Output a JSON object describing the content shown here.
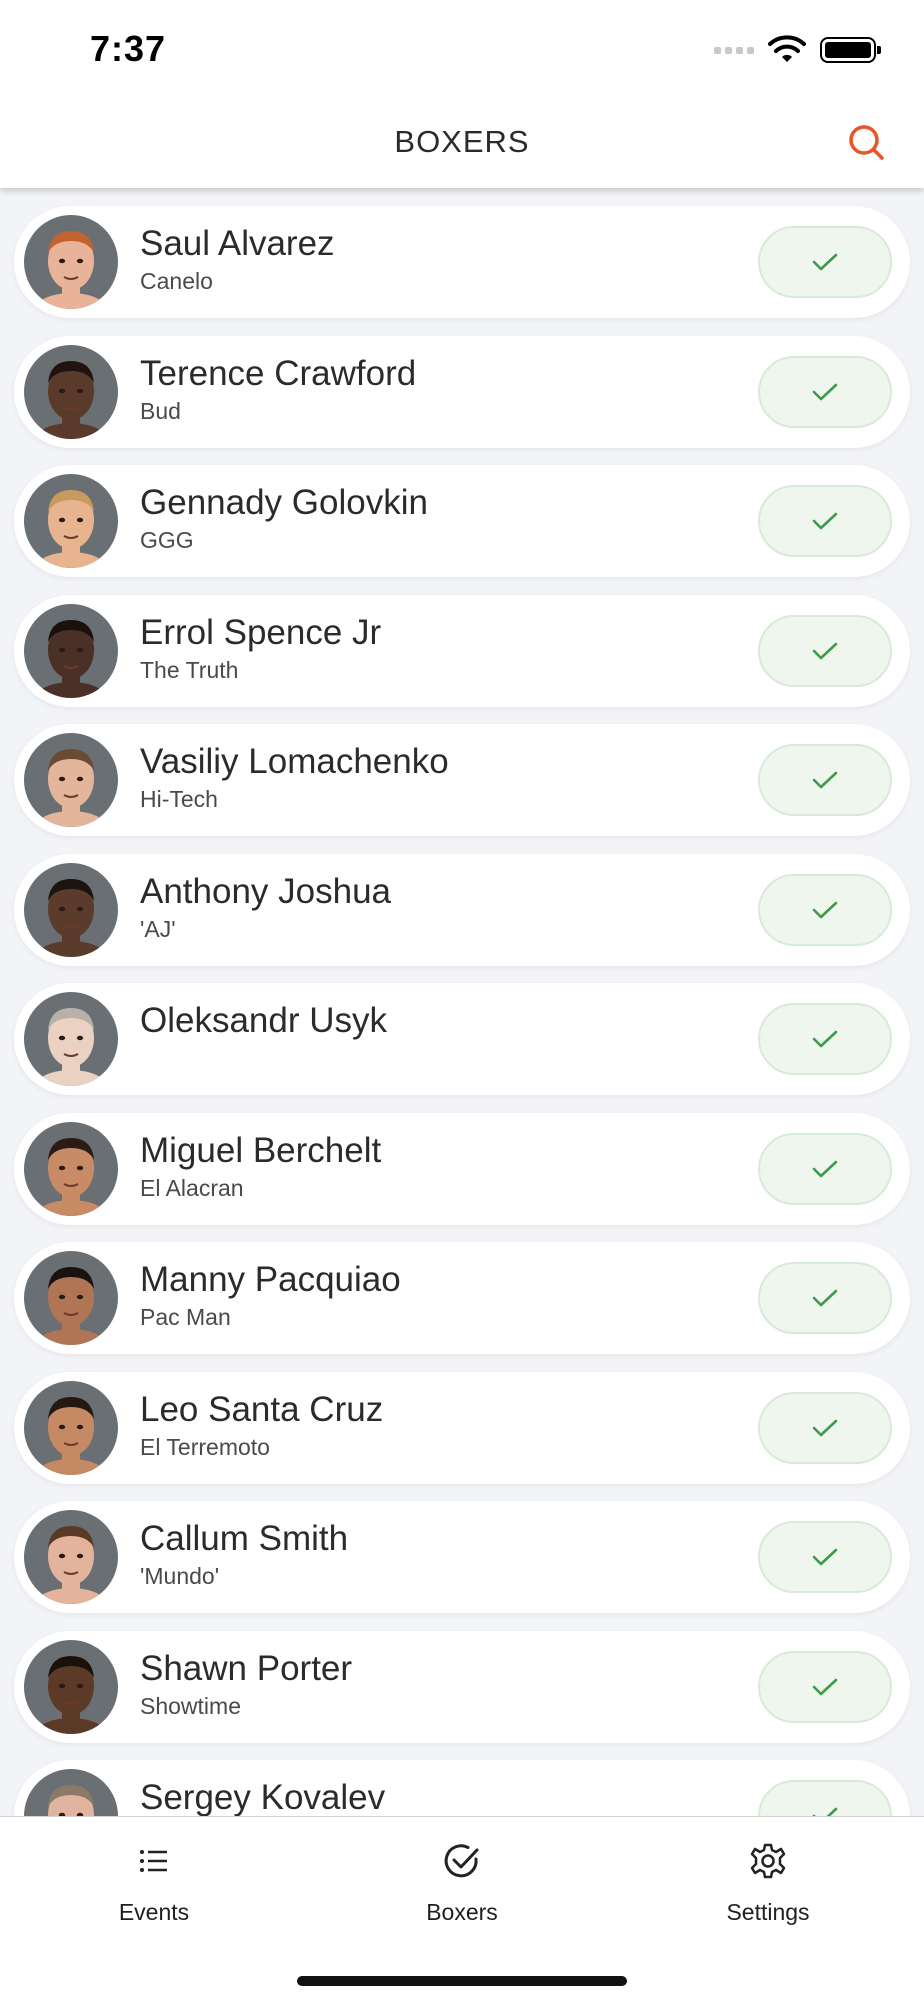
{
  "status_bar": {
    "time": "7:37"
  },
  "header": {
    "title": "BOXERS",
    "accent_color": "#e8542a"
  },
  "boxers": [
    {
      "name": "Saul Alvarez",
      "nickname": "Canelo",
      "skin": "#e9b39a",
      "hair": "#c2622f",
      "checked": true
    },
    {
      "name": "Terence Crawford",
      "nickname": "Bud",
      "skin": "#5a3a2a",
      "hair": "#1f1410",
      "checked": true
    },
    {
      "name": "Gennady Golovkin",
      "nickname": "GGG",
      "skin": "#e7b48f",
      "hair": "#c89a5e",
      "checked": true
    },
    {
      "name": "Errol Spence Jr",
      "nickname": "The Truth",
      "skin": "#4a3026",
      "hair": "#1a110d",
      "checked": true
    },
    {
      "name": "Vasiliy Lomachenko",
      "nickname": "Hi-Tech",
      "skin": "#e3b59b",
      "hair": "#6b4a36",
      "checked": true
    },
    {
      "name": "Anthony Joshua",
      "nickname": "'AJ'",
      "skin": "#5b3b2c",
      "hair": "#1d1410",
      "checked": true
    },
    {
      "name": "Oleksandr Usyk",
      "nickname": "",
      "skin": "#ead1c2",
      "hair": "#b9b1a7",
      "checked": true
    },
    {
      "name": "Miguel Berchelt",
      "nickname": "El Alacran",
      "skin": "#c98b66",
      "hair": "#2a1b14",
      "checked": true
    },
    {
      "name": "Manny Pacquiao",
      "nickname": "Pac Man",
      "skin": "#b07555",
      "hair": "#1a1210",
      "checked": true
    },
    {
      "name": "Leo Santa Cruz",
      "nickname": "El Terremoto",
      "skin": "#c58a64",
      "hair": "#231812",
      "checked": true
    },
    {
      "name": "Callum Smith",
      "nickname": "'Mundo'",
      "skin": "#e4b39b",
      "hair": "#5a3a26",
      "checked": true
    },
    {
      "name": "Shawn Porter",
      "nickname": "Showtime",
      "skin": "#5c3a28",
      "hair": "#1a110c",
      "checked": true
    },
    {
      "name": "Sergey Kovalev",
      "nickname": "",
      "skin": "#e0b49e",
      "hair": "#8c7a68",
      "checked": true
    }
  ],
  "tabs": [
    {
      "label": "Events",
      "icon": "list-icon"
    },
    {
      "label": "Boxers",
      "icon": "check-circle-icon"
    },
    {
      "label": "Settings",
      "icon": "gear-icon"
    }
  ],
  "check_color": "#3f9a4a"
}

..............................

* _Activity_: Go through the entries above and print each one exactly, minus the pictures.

* _Written answer_:
Output a JSON object describing the content shown here.
{
  "status_bar": {
    "time": "7:37"
  },
  "header": {
    "title": "BOXERS",
    "accent_color": "#e8542a"
  },
  "boxers": [
    {
      "name": "Saul Alvarez",
      "nickname": "Canelo",
      "skin": "#e9b39a",
      "hair": "#c2622f",
      "checked": true
    },
    {
      "name": "Terence Crawford",
      "nickname": "Bud",
      "skin": "#5a3a2a",
      "hair": "#1f1410",
      "checked": true
    },
    {
      "name": "Gennady Golovkin",
      "nickname": "GGG",
      "skin": "#e7b48f",
      "hair": "#c89a5e",
      "checked": true
    },
    {
      "name": "Errol Spence Jr",
      "nickname": "The Truth",
      "skin": "#4a3026",
      "hair": "#1a110d",
      "checked": true
    },
    {
      "name": "Vasiliy Lomachenko",
      "nickname": "Hi-Tech",
      "skin": "#e3b59b",
      "hair": "#6b4a36",
      "checked": true
    },
    {
      "name": "Anthony Joshua",
      "nickname": "'AJ'",
      "skin": "#5b3b2c",
      "hair": "#1d1410",
      "checked": true
    },
    {
      "name": "Oleksandr Usyk",
      "nickname": "",
      "skin": "#ead1c2",
      "hair": "#b9b1a7",
      "checked": true
    },
    {
      "name": "Miguel Berchelt",
      "nickname": "El Alacran",
      "skin": "#c98b66",
      "hair": "#2a1b14",
      "checked": true
    },
    {
      "name": "Manny Pacquiao",
      "nickname": "Pac Man",
      "skin": "#b07555",
      "hair": "#1a1210",
      "checked": true
    },
    {
      "name": "Leo Santa Cruz",
      "nickname": "El Terremoto",
      "skin": "#c58a64",
      "hair": "#231812",
      "checked": true
    },
    {
      "name": "Callum Smith",
      "nickname": "'Mundo'",
      "skin": "#e4b39b",
      "hair": "#5a3a26",
      "checked": true
    },
    {
      "name": "Shawn Porter",
      "nickname": "Showtime",
      "skin": "#5c3a28",
      "hair": "#1a110c",
      "checked": true
    },
    {
      "name": "Sergey Kovalev",
      "nickname": "",
      "skin": "#e0b49e",
      "hair": "#8c7a68",
      "checked": true
    }
  ],
  "tabs": [
    {
      "label": "Events",
      "icon": "list-icon"
    },
    {
      "label": "Boxers",
      "icon": "check-circle-icon"
    },
    {
      "label": "Settings",
      "icon": "gear-icon"
    }
  ],
  "check_color": "#3f9a4a"
}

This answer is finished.